CASTEP allows you to perform calculations on charged systems. This is useful for studies of, for example, charged defects in semiconductors (Milman et al., 1993 and Hakala et al., 2000).
Makov-Payne corrections, which improve the convergence of the total energy with respect to the supercell size in charged periodic systems, are not implemented in this version of CASTEP. This means that the results obtained for charged systems with small unit cells are less reliable.
To set system charge
Magnetic systems can be studied by carrying out spin-polarized DFT calculations with CASTEP. This setting is recommended for transition metal oxides, certain inorganic surface studies, and metallic systems containing magnetic elements (Fe, Co, Mn, Ni).
Spin-polarized CASTEP calculations are normally carried out with a variable magnetic moment. This procedure, however, does not guarantee finding the lowest energy state. DFT solutions can converge to a variety of local minima, so that the metastable states are found. The most commonly obtained solutions correspond to high spin and low spin states. The state generated by CASTEP depends on the initial magnetic configuration, since the solution is likely to converge to the nearest local minimum rather than to the global minimum.
There are two ways of defining the initial magnetic configuration: either specify the total magnetic moment per unit cell, which gets uniformly distributed over the space, or provide detailed information on the absolute values and direction (up or down) of the spins for each atom in the unit cell. The former method can be used for relatively simple systems where only two solutions are expected (magnetic and non-magnetic). The latter method, which specifies the spin state of the atoms in the system, is more general and gives much more flexibility. It is possible to set up ferromagnetic, ferrimagnetic, or antiferromagnetic calculations to get different starting spin arrangements.
To set up a spin-polarized calculation with a uniformly distributed initial magnetic moment
To set up a spin-polarized calculation with a specified ordering of atomic moments
Initial magnetic moments on atoms are treated correctly by CASTEP only when the density mixing scheme is used for electronic structure minimization. CASTEP will ignore atomic information and will use the uniformly distributed magnetic moment for the all bands or EDFT minimizers. The value of the total moment is determined by the sum of formal spins in the system.
It is important to include a sufficient number of empty bands when optimizing the spin state. The default number of empty bands is 4, which means that the maximum accessible increase in the spin value is 8. A calculation that started with the low spin state will be extremely slow if the actual minimum found by CASTEP corresponds to the high spin state (although this is not the case when a calculation starts with high spin and converges to low spin).
CASTEP might fail to converge the SCF if the number of empty bands is insufficient to accommodate the high spin state, especially in a calculation with variable occupation numbers (metallic systems).

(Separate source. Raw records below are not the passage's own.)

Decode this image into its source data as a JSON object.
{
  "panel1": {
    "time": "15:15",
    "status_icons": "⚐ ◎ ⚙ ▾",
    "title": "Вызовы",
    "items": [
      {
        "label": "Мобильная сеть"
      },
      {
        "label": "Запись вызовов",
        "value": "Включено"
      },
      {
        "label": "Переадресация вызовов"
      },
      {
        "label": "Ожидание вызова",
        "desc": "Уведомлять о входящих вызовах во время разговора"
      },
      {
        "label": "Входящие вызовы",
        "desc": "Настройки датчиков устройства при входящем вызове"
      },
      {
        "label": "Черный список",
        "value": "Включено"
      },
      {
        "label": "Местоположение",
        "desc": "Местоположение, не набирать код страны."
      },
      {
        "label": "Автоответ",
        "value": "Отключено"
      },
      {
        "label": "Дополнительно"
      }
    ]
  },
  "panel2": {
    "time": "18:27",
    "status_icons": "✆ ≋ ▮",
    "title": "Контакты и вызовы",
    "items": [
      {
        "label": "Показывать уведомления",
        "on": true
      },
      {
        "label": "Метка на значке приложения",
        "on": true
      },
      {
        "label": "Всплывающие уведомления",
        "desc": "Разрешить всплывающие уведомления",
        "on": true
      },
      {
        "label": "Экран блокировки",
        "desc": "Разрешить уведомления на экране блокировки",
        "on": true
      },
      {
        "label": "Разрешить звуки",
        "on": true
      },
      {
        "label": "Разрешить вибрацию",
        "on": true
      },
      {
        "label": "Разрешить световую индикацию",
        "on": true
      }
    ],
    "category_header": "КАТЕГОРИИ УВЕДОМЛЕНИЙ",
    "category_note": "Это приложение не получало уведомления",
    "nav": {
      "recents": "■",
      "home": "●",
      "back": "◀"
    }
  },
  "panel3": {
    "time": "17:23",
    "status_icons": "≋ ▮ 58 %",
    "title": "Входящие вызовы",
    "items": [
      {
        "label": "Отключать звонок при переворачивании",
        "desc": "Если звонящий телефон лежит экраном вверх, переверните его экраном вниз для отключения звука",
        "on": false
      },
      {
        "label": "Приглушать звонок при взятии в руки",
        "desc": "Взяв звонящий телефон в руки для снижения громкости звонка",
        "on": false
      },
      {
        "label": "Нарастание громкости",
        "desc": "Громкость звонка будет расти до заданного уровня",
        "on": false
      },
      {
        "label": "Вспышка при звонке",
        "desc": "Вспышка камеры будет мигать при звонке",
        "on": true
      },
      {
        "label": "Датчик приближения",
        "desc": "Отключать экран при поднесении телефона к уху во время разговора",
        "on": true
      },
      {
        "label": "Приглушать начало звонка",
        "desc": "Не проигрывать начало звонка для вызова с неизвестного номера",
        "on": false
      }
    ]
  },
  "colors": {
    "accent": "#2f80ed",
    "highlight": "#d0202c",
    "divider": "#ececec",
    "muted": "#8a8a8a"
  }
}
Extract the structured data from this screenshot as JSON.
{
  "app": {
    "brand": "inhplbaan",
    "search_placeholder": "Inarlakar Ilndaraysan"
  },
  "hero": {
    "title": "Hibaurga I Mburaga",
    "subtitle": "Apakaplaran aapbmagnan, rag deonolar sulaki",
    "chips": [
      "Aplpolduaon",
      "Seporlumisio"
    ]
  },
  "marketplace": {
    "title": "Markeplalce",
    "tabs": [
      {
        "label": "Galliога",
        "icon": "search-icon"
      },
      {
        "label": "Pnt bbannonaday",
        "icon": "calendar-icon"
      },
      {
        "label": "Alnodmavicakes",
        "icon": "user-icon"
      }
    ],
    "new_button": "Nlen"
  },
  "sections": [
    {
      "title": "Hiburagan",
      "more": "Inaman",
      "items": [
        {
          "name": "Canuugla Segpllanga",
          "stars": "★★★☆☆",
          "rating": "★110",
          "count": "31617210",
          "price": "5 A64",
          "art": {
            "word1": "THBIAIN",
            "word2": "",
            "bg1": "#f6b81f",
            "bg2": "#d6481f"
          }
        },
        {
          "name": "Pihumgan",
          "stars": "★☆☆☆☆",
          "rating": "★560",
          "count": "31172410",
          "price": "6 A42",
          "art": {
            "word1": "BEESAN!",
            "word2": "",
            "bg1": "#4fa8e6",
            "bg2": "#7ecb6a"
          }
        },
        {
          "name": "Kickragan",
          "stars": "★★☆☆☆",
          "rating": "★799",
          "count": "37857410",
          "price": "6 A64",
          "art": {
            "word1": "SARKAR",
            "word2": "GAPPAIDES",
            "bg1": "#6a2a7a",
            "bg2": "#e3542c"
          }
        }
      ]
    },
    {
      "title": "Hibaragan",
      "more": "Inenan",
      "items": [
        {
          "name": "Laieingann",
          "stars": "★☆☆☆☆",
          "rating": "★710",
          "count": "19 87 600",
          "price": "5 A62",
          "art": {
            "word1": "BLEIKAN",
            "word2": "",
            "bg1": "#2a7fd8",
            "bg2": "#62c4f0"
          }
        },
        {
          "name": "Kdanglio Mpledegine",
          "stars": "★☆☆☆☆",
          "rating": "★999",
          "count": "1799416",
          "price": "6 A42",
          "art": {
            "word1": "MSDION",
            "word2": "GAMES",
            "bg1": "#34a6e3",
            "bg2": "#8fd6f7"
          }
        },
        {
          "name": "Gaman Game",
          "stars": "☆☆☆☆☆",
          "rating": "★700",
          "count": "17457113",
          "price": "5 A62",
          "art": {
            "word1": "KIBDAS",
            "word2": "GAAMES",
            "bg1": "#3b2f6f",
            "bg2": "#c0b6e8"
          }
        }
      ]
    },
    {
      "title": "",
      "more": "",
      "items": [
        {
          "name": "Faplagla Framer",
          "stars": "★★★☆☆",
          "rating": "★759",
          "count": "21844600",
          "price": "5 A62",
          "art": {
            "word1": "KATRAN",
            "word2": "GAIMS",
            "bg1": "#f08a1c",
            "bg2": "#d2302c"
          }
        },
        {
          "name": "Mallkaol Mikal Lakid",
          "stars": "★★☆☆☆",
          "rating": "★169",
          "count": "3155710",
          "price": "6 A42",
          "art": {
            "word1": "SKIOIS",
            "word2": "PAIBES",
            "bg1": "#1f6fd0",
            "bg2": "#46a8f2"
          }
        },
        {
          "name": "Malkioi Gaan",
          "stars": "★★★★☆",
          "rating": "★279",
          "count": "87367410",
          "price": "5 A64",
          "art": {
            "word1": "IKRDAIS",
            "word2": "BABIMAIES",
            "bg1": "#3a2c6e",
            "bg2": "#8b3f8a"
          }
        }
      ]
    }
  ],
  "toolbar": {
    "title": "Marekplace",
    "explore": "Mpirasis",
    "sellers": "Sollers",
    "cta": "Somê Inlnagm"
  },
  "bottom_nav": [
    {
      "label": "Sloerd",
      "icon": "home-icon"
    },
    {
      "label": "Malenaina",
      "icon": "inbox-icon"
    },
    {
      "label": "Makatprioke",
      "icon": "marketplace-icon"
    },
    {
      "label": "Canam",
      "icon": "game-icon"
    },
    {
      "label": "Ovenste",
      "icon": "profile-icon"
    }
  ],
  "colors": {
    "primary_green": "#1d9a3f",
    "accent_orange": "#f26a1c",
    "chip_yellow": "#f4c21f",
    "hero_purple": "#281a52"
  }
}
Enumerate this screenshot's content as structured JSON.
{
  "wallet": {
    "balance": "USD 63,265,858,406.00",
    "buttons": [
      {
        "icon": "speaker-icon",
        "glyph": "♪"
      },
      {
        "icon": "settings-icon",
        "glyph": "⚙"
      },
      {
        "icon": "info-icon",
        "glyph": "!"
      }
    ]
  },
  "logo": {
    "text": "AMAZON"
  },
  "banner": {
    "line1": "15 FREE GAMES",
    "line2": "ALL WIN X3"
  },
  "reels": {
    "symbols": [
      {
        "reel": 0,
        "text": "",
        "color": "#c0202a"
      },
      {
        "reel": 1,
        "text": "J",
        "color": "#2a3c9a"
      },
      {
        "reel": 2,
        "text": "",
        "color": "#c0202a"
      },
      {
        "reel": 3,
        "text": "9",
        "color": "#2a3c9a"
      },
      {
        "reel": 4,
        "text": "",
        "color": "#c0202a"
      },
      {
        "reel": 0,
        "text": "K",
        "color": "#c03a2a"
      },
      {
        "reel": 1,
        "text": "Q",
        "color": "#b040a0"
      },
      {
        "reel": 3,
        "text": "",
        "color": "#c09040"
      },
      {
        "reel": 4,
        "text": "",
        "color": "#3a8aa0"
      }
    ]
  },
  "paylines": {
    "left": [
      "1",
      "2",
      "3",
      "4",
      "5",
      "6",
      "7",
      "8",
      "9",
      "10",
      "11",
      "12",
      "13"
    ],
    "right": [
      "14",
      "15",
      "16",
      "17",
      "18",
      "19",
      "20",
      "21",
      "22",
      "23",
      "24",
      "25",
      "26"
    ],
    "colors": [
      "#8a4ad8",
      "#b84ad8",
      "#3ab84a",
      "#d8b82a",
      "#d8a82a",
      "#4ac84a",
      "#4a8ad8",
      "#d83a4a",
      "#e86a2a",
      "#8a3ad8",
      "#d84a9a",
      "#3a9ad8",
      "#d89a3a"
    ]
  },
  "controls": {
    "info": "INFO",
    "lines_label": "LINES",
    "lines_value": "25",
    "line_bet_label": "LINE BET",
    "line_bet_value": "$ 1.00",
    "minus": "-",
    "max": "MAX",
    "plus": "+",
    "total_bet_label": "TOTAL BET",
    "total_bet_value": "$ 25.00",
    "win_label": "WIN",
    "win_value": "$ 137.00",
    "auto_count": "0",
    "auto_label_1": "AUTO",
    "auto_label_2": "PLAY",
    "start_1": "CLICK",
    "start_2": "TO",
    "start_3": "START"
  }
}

An external electric field can be applied to the system. This causes a force to act on each atom which is proportional to the charge on that atom. This can be used to calculate the polarizability of a dielectric material.
To apply an electric field
Setting up electronic options
Setup tab - CASTEP Calculation dialog
SCF - Electronic Options